Our job as professional real estate agents is to know what it’s gonna take to get a house sold. We need to know how to price the home TO SELL; how to prepare our sellers for the reality of Being on the Market and how to help them prepare the home to evoke the most positive emotional reaction from the greatest number of potential buyers (and their agents). It needs to look good, smell good and photograph well. It needs to be easy to show without the distraction of barking dogs or a work-at-home owner. If there’s an obstacle to sale, we need to recognize it and have the balls to be frank with our seller about it (and help ‘em fix it).

That’s how you sell your listing. By working with your seller to create a marketable product, not to throw time and money at advertising after the sign goes in the yard. Frankly, the MLS system is an incredibly efficient system to sell houses and there’s nothing we can do individually to out-market that MLS.

Let’s go sell our listings!

posted by on Working with Sellers

Picking up from Wednesday’s “If Your Listing Isn’t Selling…”key

So, if your listing isn’t selling and you’ve agreed with me that perhaps price might not be the best solution, what else can you look at?

Well, it might be really simple. Have you checked access lately? Lockbox still there? Key still in it? Key still work in the lock (sticky locks kill showings)? Is the seller declining or restricting showings?

Have you previewed your listing lately? Does it still show well and smell good?

How’s your MLS description? Is it dull (“3 bedroom/2 bath ranch in Woodbridge”) or jazzy (“Mid-Century tri-level with modern flair!”)? Do you over-promise and under-deliver? Are the photos in season? ARE there photos? Are the driving directions correct, if the property isn’t a slam-dunk to find?

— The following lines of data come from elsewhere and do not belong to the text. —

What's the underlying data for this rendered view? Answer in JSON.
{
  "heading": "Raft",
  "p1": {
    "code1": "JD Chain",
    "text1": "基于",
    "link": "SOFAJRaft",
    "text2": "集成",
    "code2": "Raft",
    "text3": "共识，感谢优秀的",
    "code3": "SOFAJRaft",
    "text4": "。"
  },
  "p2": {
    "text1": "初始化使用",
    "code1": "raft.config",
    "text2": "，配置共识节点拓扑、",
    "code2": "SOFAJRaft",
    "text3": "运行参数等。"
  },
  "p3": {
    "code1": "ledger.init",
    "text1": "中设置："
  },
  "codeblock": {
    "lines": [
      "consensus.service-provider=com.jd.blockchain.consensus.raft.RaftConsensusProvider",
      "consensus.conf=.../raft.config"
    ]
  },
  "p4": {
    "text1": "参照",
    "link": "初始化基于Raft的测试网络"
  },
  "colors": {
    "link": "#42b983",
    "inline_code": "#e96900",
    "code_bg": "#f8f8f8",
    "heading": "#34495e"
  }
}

Here’s a biggie – IS THERE A BUYER for this house? Are other similar homes selling? If so, there’s something wrong with yours. If not, there may simply not be a buyer on the planet at this time and you can’t manufacture one. Not all homes are sellable, contrary to popular opinion.

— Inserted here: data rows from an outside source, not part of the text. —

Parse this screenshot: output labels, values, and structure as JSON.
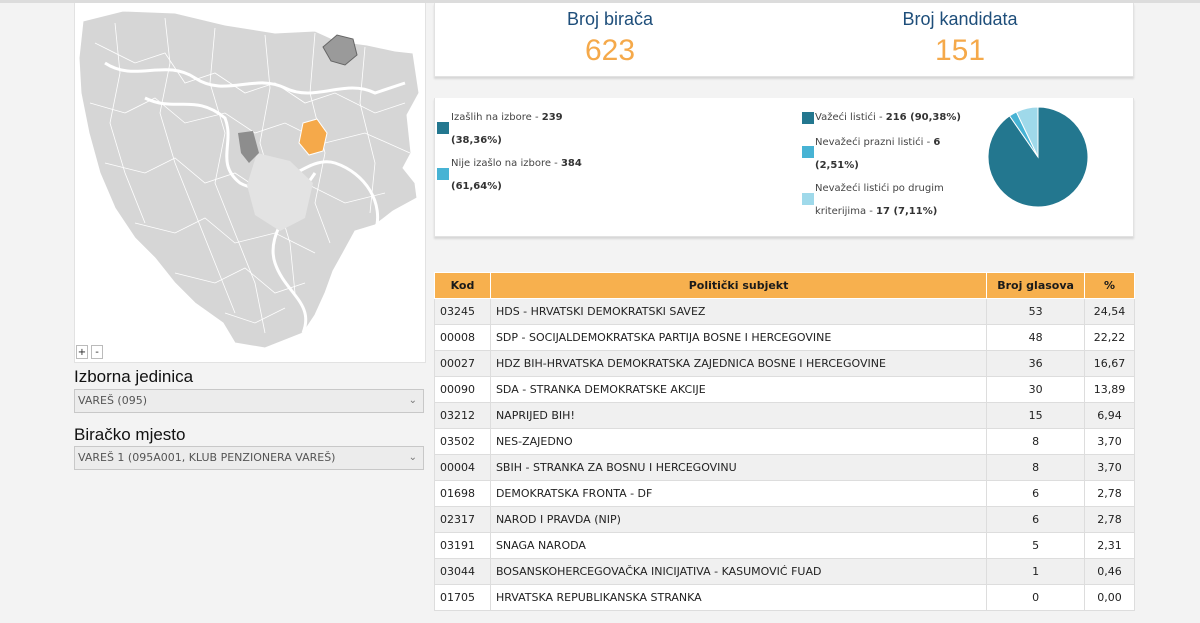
{
  "map": {
    "zoom_in": "+",
    "zoom_out": "-"
  },
  "filters": {
    "unit_label": "Izborna jedinica",
    "unit_value": "VAREŠ (095)",
    "station_label": "Biračko mjesto",
    "station_value": "VAREŠ 1 (095A001, KLUB PENZIONERA VAREŠ)"
  },
  "summary": {
    "voters_title": "Broj birača",
    "voters_value": "623",
    "candidates_title": "Broj kandidata",
    "candidates_value": "151"
  },
  "turnout": {
    "voted_label": "Izašlih na izbore - ",
    "voted_value": "239",
    "voted_pct": "(38,36%)",
    "not_voted_label": "Nije izašlo na izbore - ",
    "not_voted_value": "384",
    "not_voted_pct": "(61,64%)",
    "colors": {
      "voted": "#23778f",
      "not_voted": "#47b3d4"
    }
  },
  "ballots": {
    "valid_label": "Važeći listići - ",
    "valid_value": "216 (90,38%)",
    "blank_label": "Nevažeći prazni listići - ",
    "blank_value": "6",
    "blank_pct": "(2,51%)",
    "other_label1": "Nevažeći listići po drugim",
    "other_label2": "kriterijima - ",
    "other_value": "17 (7,11%)",
    "colors": {
      "valid": "#23778f",
      "blank": "#47b3d4",
      "other": "#9fd9ea"
    }
  },
  "chart_data": {
    "type": "pie",
    "labels": [
      "Važeći listići",
      "Nevažeći prazni listići",
      "Nevažeći listići po drugim kriterijima"
    ],
    "values": [
      216,
      6,
      17
    ],
    "colors": [
      "#23778f",
      "#47b3d4",
      "#9fd9ea"
    ]
  },
  "table": {
    "headers": [
      "Kod",
      "Politički subjekt",
      "Broj glasova",
      "%"
    ],
    "rows": [
      {
        "code": "03245",
        "name": "HDS - HRVATSKI DEMOKRATSKI SAVEZ",
        "votes": "53",
        "pct": "24,54"
      },
      {
        "code": "00008",
        "name": "SDP - SOCIJALDEMOKRATSKA PARTIJA BOSNE I HERCEGOVINE",
        "votes": "48",
        "pct": "22,22"
      },
      {
        "code": "00027",
        "name": "HDZ BIH-HRVATSKA DEMOKRATSKA ZAJEDNICA BOSNE I HERCEGOVINE",
        "votes": "36",
        "pct": "16,67"
      },
      {
        "code": "00090",
        "name": "SDA - STRANKA DEMOKRATSKE AKCIJE",
        "votes": "30",
        "pct": "13,89"
      },
      {
        "code": "03212",
        "name": "NAPRIJED BIH!",
        "votes": "15",
        "pct": "6,94"
      },
      {
        "code": "03502",
        "name": "NES-ZAJEDNO",
        "votes": "8",
        "pct": "3,70"
      },
      {
        "code": "00004",
        "name": "SBIH - STRANKA ZA BOSNU I HERCEGOVINU",
        "votes": "8",
        "pct": "3,70"
      },
      {
        "code": "01698",
        "name": "DEMOKRATSKA FRONTA - DF",
        "votes": "6",
        "pct": "2,78"
      },
      {
        "code": "02317",
        "name": "NAROD I PRAVDA (NIP)",
        "votes": "6",
        "pct": "2,78"
      },
      {
        "code": "03191",
        "name": "SNAGA NARODA",
        "votes": "5",
        "pct": "2,31"
      },
      {
        "code": "03044",
        "name": "BOSANSKOHERCEGOVAČKA INICIJATIVA - KASUMOVIĆ FUAD",
        "votes": "1",
        "pct": "0,46"
      },
      {
        "code": "01705",
        "name": "HRVATSKA REPUBLIKANSKA STRANKA",
        "votes": "0",
        "pct": "0,00"
      }
    ]
  }
}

Take a really close look at what IS selling in the neighborhood or market area. Can you identify any common denominators among the selling listings versus the non-selling ones? Maybe all the sales are of 4-bedrooms and yours has 3. Maybe it’s the 2-story models that are selling and yours is a ranch. You can’t fix that, of course, but it might help you understand (and explain to your seller).

But what if the problem isn’t simple, but is fixable?

Tell ya what – if you want to hear the rest of the story – click here for a 15-minute audio from a live presentation I did this spring on this very topic! Hope you enjoy!